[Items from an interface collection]

================

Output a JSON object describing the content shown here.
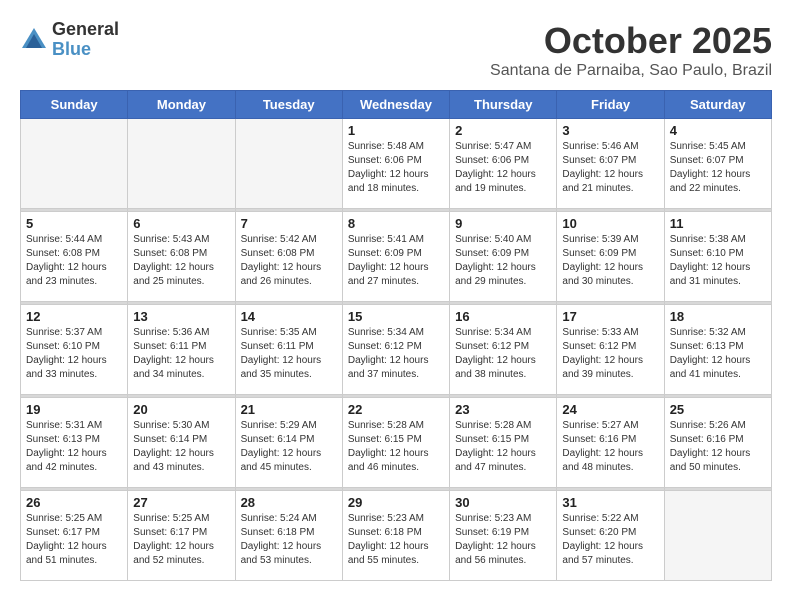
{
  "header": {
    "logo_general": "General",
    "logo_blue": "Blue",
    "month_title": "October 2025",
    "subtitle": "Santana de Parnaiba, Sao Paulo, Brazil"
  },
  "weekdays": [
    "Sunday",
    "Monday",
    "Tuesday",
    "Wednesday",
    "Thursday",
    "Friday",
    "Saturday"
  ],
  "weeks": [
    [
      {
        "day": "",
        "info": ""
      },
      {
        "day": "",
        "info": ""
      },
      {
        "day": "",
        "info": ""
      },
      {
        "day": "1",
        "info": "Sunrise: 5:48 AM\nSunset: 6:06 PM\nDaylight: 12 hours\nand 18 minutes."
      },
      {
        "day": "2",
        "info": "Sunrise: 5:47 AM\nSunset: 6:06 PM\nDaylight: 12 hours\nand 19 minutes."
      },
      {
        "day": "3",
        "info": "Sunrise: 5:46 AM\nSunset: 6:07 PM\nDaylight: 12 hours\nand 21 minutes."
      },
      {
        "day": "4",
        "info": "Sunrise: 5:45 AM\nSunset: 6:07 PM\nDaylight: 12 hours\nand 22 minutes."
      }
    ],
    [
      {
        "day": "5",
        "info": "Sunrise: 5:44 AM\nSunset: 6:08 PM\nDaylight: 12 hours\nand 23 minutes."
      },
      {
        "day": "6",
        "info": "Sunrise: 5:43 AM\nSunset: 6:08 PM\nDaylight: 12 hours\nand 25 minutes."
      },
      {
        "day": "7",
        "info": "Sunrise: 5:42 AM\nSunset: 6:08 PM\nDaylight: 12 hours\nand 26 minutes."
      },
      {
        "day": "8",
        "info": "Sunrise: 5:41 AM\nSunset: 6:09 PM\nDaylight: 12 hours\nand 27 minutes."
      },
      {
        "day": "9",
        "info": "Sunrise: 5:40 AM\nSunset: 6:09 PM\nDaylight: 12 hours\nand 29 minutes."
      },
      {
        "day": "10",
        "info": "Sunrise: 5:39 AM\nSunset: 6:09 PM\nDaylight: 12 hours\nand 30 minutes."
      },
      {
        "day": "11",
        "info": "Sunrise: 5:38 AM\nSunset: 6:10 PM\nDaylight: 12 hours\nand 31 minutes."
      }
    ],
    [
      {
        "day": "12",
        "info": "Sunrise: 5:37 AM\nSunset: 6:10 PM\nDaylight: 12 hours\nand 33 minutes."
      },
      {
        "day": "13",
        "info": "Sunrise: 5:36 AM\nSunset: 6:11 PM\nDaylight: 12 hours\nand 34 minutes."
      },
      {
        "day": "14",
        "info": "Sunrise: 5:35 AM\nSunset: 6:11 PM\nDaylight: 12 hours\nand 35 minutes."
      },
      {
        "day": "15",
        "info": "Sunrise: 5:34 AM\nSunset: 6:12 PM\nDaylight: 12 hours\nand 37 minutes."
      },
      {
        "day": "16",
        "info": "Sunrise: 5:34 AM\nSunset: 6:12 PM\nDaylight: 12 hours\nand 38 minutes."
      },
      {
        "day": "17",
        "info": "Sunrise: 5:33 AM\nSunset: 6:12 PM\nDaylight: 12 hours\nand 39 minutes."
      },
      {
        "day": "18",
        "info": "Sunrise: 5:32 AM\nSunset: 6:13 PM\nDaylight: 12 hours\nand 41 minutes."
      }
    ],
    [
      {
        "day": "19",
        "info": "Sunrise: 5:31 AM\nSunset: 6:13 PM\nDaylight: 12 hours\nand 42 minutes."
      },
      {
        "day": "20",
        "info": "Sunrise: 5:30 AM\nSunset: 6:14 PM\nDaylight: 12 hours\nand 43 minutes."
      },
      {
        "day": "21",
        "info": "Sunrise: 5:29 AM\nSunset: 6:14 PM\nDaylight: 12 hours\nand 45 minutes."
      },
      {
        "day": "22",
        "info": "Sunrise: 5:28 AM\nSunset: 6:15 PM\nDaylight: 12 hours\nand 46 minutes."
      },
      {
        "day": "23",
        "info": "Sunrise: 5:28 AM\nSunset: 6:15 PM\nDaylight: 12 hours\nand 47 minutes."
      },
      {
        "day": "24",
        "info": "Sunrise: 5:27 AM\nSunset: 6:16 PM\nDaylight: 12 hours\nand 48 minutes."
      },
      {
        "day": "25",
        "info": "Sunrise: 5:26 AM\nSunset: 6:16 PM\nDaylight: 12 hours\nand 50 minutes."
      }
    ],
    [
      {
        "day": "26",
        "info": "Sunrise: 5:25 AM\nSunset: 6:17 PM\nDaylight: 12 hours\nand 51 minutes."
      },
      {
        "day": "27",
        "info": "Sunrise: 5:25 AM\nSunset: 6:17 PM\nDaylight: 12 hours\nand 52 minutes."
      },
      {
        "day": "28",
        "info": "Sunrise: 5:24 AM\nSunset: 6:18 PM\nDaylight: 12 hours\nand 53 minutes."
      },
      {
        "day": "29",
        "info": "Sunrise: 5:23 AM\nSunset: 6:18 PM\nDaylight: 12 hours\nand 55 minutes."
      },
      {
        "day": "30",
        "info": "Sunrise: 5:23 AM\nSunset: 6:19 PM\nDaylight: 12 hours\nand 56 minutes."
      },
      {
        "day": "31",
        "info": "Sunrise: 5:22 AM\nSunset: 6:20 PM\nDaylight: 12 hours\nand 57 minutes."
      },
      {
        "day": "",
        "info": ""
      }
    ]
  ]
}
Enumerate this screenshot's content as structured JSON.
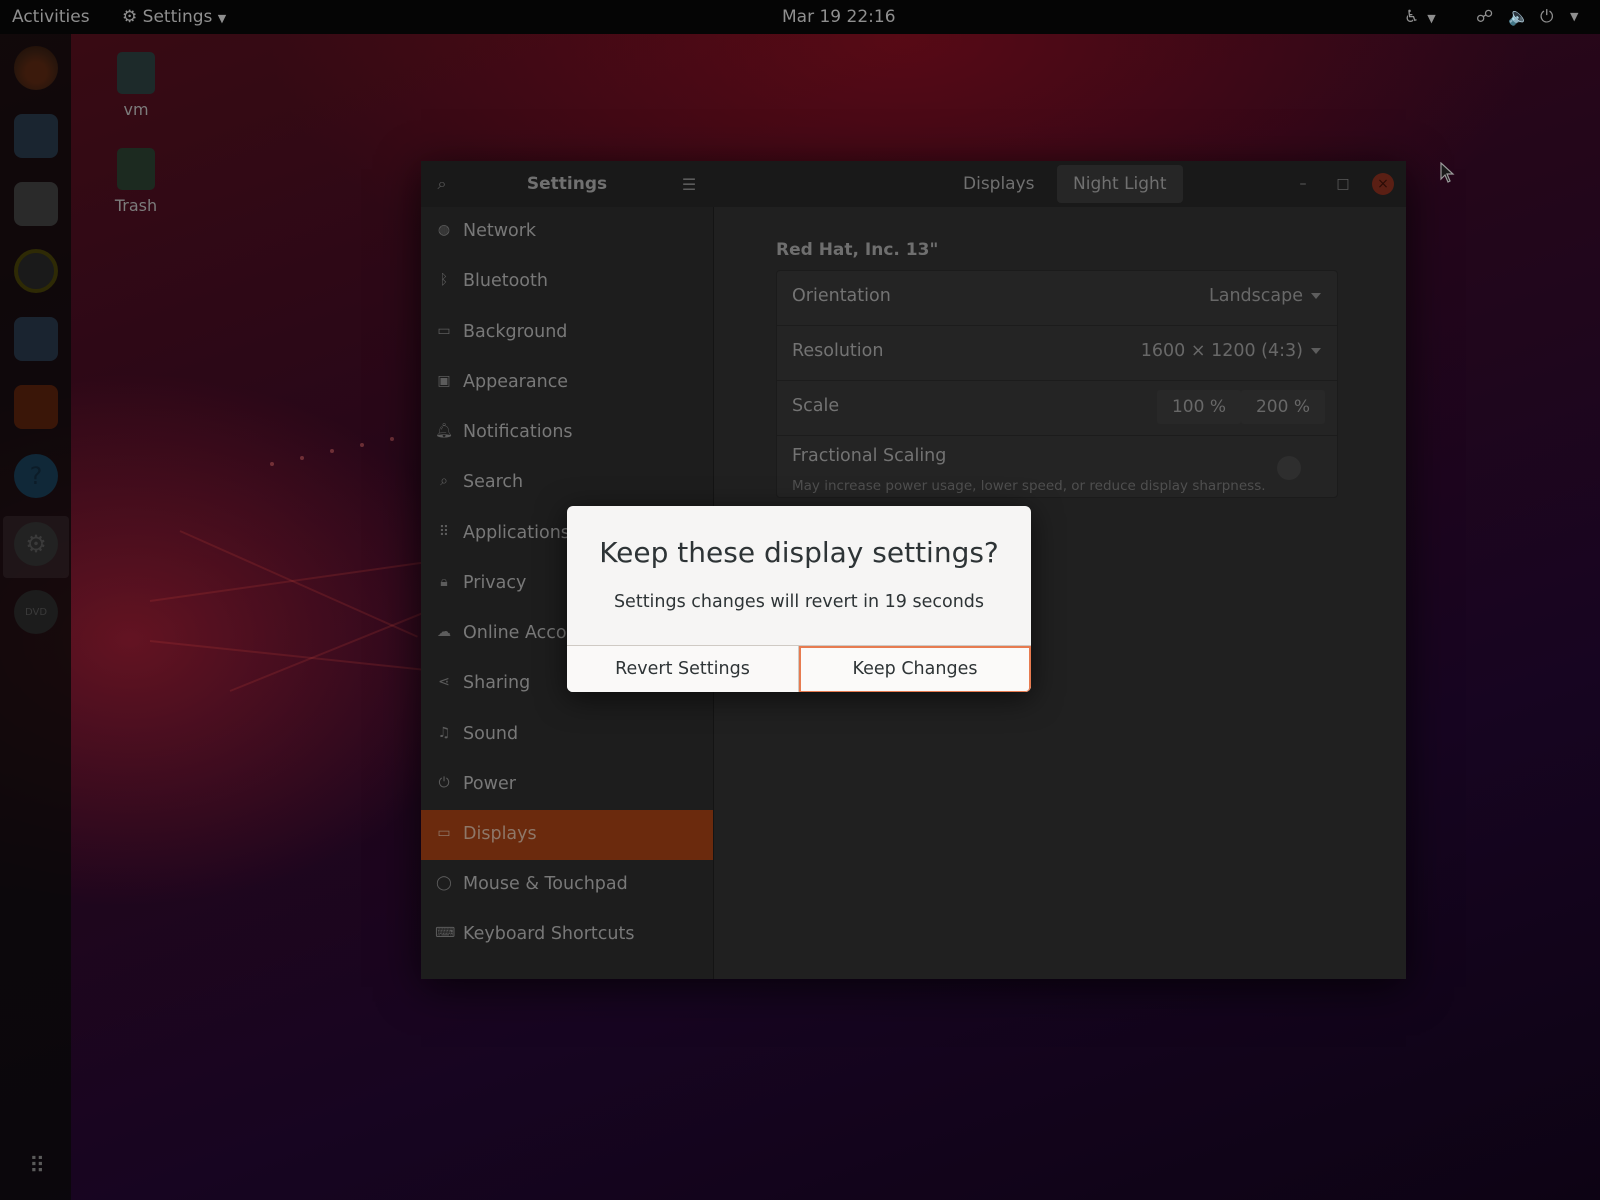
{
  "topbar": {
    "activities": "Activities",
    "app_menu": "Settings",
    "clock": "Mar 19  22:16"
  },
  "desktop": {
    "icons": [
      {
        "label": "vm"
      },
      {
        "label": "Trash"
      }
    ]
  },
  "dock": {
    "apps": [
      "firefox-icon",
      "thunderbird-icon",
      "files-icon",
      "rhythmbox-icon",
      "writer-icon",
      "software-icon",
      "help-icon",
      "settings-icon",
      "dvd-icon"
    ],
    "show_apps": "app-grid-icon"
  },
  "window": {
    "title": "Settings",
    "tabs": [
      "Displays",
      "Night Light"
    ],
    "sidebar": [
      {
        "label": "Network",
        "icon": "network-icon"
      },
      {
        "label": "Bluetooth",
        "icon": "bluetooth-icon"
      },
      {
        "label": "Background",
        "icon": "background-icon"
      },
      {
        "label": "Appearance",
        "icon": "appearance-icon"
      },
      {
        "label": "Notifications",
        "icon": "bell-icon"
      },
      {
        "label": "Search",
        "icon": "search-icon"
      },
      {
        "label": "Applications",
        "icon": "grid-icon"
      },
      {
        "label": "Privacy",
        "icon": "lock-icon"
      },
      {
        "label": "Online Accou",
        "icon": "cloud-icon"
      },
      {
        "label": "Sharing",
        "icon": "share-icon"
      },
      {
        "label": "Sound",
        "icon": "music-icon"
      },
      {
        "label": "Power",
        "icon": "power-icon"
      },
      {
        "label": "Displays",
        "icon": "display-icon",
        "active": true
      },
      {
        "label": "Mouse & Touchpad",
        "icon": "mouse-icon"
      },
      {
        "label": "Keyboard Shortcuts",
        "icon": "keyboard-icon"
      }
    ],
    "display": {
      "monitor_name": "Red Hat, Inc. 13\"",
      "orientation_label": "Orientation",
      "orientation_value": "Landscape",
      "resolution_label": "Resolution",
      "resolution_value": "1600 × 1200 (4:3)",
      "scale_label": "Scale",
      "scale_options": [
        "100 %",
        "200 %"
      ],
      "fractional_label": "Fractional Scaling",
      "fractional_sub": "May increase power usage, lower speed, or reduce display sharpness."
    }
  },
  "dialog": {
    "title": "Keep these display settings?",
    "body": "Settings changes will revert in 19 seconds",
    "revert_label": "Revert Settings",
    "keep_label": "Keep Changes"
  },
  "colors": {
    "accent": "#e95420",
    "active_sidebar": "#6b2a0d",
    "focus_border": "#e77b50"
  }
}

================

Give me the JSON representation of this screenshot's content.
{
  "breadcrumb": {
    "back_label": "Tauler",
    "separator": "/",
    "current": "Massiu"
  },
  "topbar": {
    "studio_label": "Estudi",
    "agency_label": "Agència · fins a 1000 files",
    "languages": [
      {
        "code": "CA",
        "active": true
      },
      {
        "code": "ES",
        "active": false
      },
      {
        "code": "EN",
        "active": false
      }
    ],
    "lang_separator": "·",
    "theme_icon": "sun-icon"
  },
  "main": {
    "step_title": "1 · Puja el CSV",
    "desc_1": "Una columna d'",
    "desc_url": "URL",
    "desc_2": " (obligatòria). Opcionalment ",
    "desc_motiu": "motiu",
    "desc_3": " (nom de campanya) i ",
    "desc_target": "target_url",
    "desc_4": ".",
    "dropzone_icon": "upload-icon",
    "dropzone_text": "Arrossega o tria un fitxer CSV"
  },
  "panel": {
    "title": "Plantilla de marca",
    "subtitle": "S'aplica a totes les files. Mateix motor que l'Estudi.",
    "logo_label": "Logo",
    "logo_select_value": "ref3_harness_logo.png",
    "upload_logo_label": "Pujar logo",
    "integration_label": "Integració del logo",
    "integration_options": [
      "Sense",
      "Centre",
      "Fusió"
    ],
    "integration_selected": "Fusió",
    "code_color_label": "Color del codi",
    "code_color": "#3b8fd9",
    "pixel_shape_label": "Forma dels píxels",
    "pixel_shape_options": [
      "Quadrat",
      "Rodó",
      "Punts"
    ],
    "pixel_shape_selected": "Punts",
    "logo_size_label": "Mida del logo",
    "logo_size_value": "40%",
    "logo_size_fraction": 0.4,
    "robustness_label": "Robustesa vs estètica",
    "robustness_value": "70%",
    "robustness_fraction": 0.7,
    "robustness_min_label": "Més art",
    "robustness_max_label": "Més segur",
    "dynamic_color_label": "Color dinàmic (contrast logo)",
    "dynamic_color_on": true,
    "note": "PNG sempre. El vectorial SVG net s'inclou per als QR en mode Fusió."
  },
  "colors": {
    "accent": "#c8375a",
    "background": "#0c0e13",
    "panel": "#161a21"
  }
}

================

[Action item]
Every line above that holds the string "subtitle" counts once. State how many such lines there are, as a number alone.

[Answer to this problem]
2